    My Lone Star is a variety of shades of Purple and Blue and I can’t wait to get it quilted. I haven’t decided if I am keeping it for myself or giving it to my nephew as a wedding gift.
    I’ve often wondered what Laura and my great grandmothers would think of all the nifty gadgets and techniques we have now that make quilting so much easier. It definetly took talent to make the quilts they made by hand. I do enjoy my rotary cutter, my Pfaff and my fancy sewing cabinet.

    My project that I want to start is the Big Woods quilt from “Prairie Quilts” by Johanna Wilson. It looks a little complicated so I wanted to sharpen my skills a little before I tackled it. I think I’ll start cutting it this summer and do one block at a time.

    Good luck on your 9 patch!

  3. Kim says:

    I always wanted to learn how to knit and crochet because Laura did those things. I especially loved reading about Mary Power coming over to spend the afternoon crocheting and visiting with Ma and Laura. My mom tried to teach me how to knit and crochet when I was 10, but it didn’t really become fun for me until I tried it again as an adult. I especially love knitting, and I often think of Laura and those cozy afternoons she mentioned in her books.

  4. Elliemae says:

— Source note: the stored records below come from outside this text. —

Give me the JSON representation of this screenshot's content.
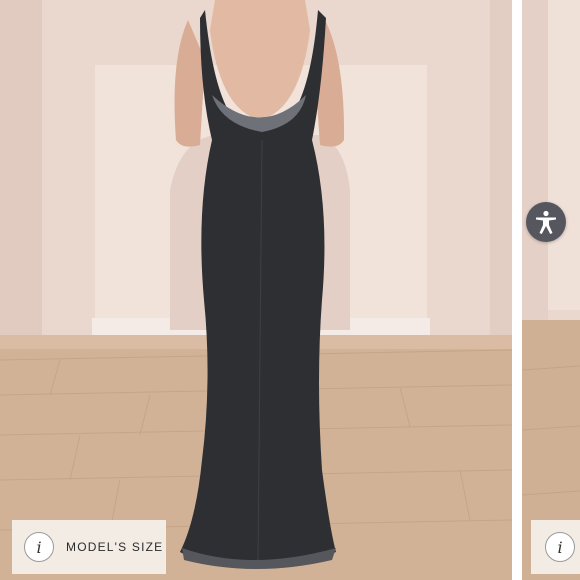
{
  "gallery": {
    "main_image_alt": "",
    "next_image_alt": ""
  },
  "size_badge": {
    "icon": "info-icon",
    "icon_glyph": "i",
    "label": "MODEL'S SIZE"
  },
  "size_badge_next": {
    "icon": "info-icon",
    "icon_glyph": "i"
  },
  "accessibility": {
    "icon": "accessibility-icon"
  }
}
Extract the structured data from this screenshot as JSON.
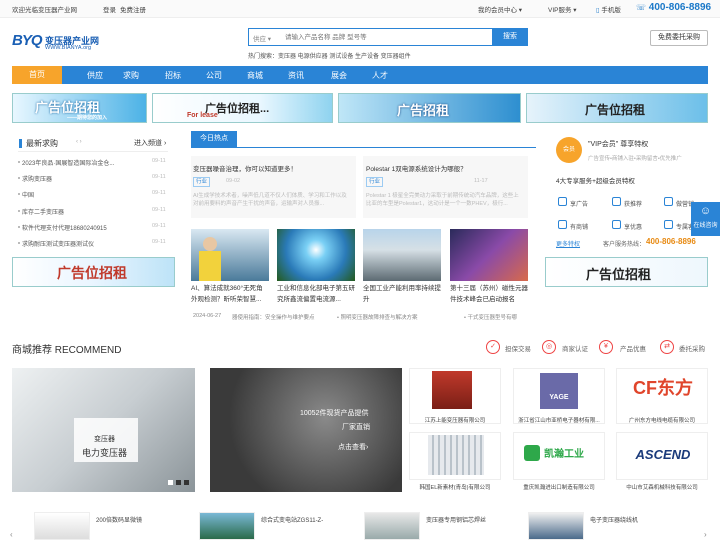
{
  "topbar": {
    "welcome": "欢迎光临变压器产业网",
    "login": "登录",
    "register": "免费注册",
    "member_center": "我的会员中心 ▾",
    "vip_service": "VIP服务 ▾",
    "mobile": "手机版",
    "hotline": "400-806-8896"
  },
  "logo": {
    "mark": "BYQ",
    "name": "变压器产业网",
    "url": "WWW.BIANYA.org"
  },
  "search": {
    "category": "供应",
    "placeholder": "请输入产品名称 品牌 型号等",
    "button": "搜索",
    "hot_label": "热门搜索：变压器 电源供应器 测试设备 生产设备 变压器组件"
  },
  "entrust": "免费委托采购",
  "nav": [
    "首页",
    "供应",
    "求购",
    "招标",
    "公司",
    "商城",
    "资讯",
    "展会",
    "人才"
  ],
  "banners": [
    {
      "main": "广告位招租",
      "sub": "——期待您的加入"
    },
    {
      "main": "广告位招租...",
      "sub": "For lease"
    },
    {
      "main": "广告招租",
      "sub": ""
    },
    {
      "main": "广告位招租",
      "sub": ""
    }
  ],
  "latest_buy": {
    "title": "最新求购",
    "more": "进入频道 ›",
    "items": [
      {
        "text": "2023年良品·国展智造国际冶金仓...",
        "date": "09-11"
      },
      {
        "text": "求购变压器",
        "date": "09-11"
      },
      {
        "text": "中国",
        "date": "09-11"
      },
      {
        "text": "库存二手变压器",
        "date": "09-11"
      },
      {
        "text": "软件代理支付代理18680240915",
        "date": "09-11"
      },
      {
        "text": "求购耐压测试变压器测试仪",
        "date": "09-11"
      }
    ]
  },
  "left_banner": "广告位招租",
  "today_hot": {
    "tab": "今日热点",
    "news": [
      {
        "title": "变压器噪音治理，你可以知道更多！",
        "tag": "行业",
        "date": "09-02",
        "desc": "AI生成学技术术者，噪声低几道不仅人们体质、学习和工作以及对前用要料的声音产生干扰的声音，运输声对人员振..."
      },
      {
        "title": "Polestar 1双电源系统设计为哪般？",
        "tag": "行业",
        "date": "11-17",
        "desc": "Polestar 1 极星全完美动力采取于前期传统动汽车品牌，这些上比亚的车型是Polestar1，这动计是一个一数PHEV，极行..."
      }
    ],
    "thumbs": [
      "AI、算法成就360°无死角外观检测？昕听荣智慧...",
      "工业和信息化部电子第五研究所鑫流偏置电流源...",
      "全国工业产能利用率持续提升",
      "第十三届（苏州）磁性元器件技术峰会已启动报名"
    ],
    "ticker": [
      {
        "date": "2024-06-27",
        "text": "器使用指南：安全操作与维护要点"
      },
      {
        "text": "照明变压器故障排查与解决方案"
      },
      {
        "text": "干式变压器型号有哪"
      }
    ]
  },
  "vip": {
    "badge": "会员",
    "title": "\"VIP会员\" 尊享特权",
    "subtitle": "广告宣传•商铺入驻•采购留言•优先推广",
    "service_line": "4大专享服务+超级会员特权",
    "services": [
      "享广告",
      "获推荐",
      "做营销",
      "有商铺",
      "享优惠",
      "专属客服"
    ],
    "more": "更多特权",
    "phone_label": "客户服务热线：",
    "phone": "400-806-8896"
  },
  "right_banner": "广告位招租",
  "recommend": {
    "title": "商城推荐 RECOMMEND",
    "badges": [
      "担保交易",
      "商家认证",
      "产品优惠",
      "委托采购"
    ],
    "left_card": {
      "cat": "变压器",
      "title": "电力变压器"
    },
    "center_card": {
      "line1": "10052件现货产品提供",
      "line2": "厂家直销",
      "line3": "点击查看›"
    },
    "companies": [
      {
        "name": "江苏上能变压器有限公司",
        "logo": ""
      },
      {
        "name": "浙江省江山市亚桥电子器材有限...",
        "logo": "YAGE"
      },
      {
        "name": "广州东方电线电缆有限公司",
        "logo": "东方"
      },
      {
        "name": "韩国EL新素材(青岛)有限公司",
        "logo": ""
      },
      {
        "name": "重庆凯瀚进出口制造有限公司",
        "logo": "凯瀚工业"
      },
      {
        "name": "中山市艾森机械科技有限公司",
        "logo": "ASCEND"
      }
    ]
  },
  "bottom_items": [
    "200倍数码显微镜",
    "综合式变电站ZGS11-Z-",
    "变压器专用钢铝芯焊丝",
    "电子变压器绕线机"
  ],
  "chat": "在线咨询",
  "colors": {
    "primary": "#2a84d6",
    "accent": "#f7a42b",
    "price": "#e88a12"
  }
}
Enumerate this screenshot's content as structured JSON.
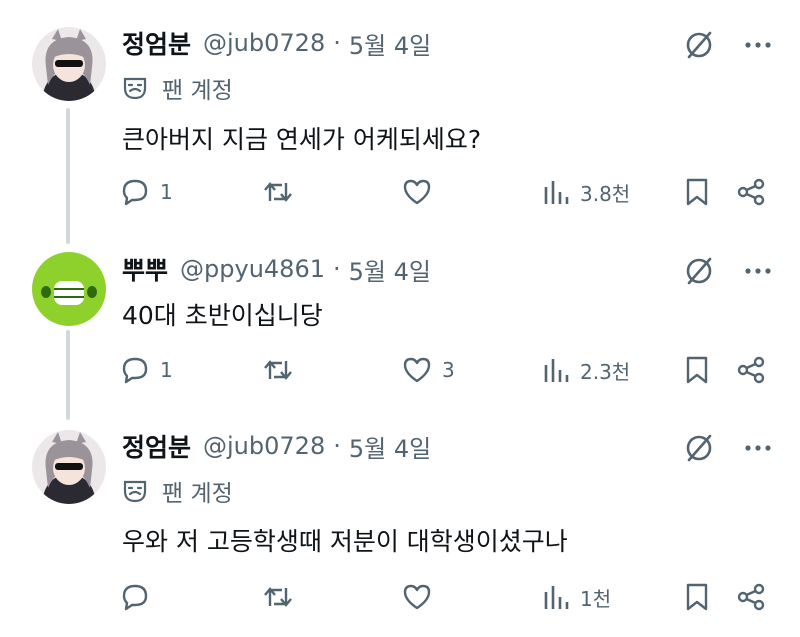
{
  "posts": [
    {
      "name": "정엄분",
      "handle": "@jub0728",
      "dot": "·",
      "date": "5월 4일",
      "badge": "팬 계정",
      "text": "큰아버지 지금 연세가 어케되세요?",
      "reply_count": "1",
      "repost_count": "",
      "like_count": "",
      "view_count": "3.8천"
    },
    {
      "name": "뿌뿌",
      "handle": "@ppyu4861",
      "dot": "·",
      "date": "5월 4일",
      "text": "40대 초반이십니당",
      "reply_count": "1",
      "repost_count": "",
      "like_count": "3",
      "view_count": "2.3천"
    },
    {
      "name": "정엄분",
      "handle": "@jub0728",
      "dot": "·",
      "date": "5월 4일",
      "badge": "팬 계정",
      "text": "우와 저 고등학생때 저분이 대학생이셨구나",
      "reply_count": "",
      "repost_count": "",
      "like_count": "",
      "view_count": "1천"
    }
  ],
  "icons": {
    "reply": "reply-icon",
    "repost": "repost-icon",
    "like": "like-icon",
    "views": "views-icon",
    "bookmark": "bookmark-icon",
    "share": "share-icon",
    "grok": "grok-icon",
    "more": "more-icon",
    "badge": "theater-mask-icon"
  },
  "colors": {
    "text": "#0f1419",
    "secondary": "#536471",
    "connector": "#cfd9de",
    "avatar2_bg": "#8fd12c"
  }
}
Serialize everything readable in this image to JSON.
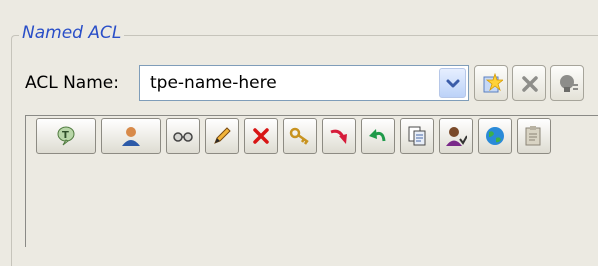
{
  "group": {
    "title": "Named ACL"
  },
  "acl_name": {
    "label": "ACL Name:",
    "value": "tpe-name-here"
  },
  "icons": {
    "new": "new-star-icon",
    "delete": "delete-x-icon",
    "properties": "lightbulb-icon"
  },
  "toolbar_icons": [
    "text-token-icon",
    "user-icon",
    "glasses-icon",
    "pencil-icon",
    "red-x-icon",
    "key-icon",
    "redo-arrow-icon",
    "undo-arrow-icon",
    "copy-icon",
    "user-permission-icon",
    "globe-icon",
    "clipboard-icon"
  ]
}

    I learned to crochet precisely because of Laura’s books! And though it’s not exactly a “craft”, I was inspired by Laura (though I know she disliked the kneading) to bake my own bread for my family. Though I live in suburbia and not on a farm, I do my best to integrate these simple, time-honored crafts into our home.

  5. Connie says:

    Good for you, Amy! I have enjoyed teaching children to 9-Patch in after-school clubs for several years, and have several historic 9-patch quilts for my LIW program displays. You will find it to be the most fun way to learn to piece and quilt. And, it leads to all kinds of other traditional blocks that you can sew later, whether by hand as Laura or on your new fancy-dancy electric machine!

    I still piece and quilt by hand – and therefore do not complete my traditional projects as quickly as most do today. I used a treadle sewing machine for several of my costumes, too. My newer wall-hanging quilt projects are a combination of hand and machine stitched.

    This summer’s project will be to finish my king-sized sampler quilt (alas, no 9-patch block in the 25) and a Prairie-to-Mountains picture quilt to hang. Someday I’d like to do the ‘Quilting with Laura’ sampler quilt that Linda Halpin published. Should I tackle that one, too?!

    So many quilts, so little time! Have fun with yours.

  6. Dr Laura says:

    It was difficult to decide which quilt to make, Johanna’s or Linda’s. I chose Johanna’s because I thought I could use it to tell the LHBW story in presentations.

    Connie, I admire you for hand quilting. I feel crafty when I get a top done by machine…not sure I’d have the patience to hand quilt.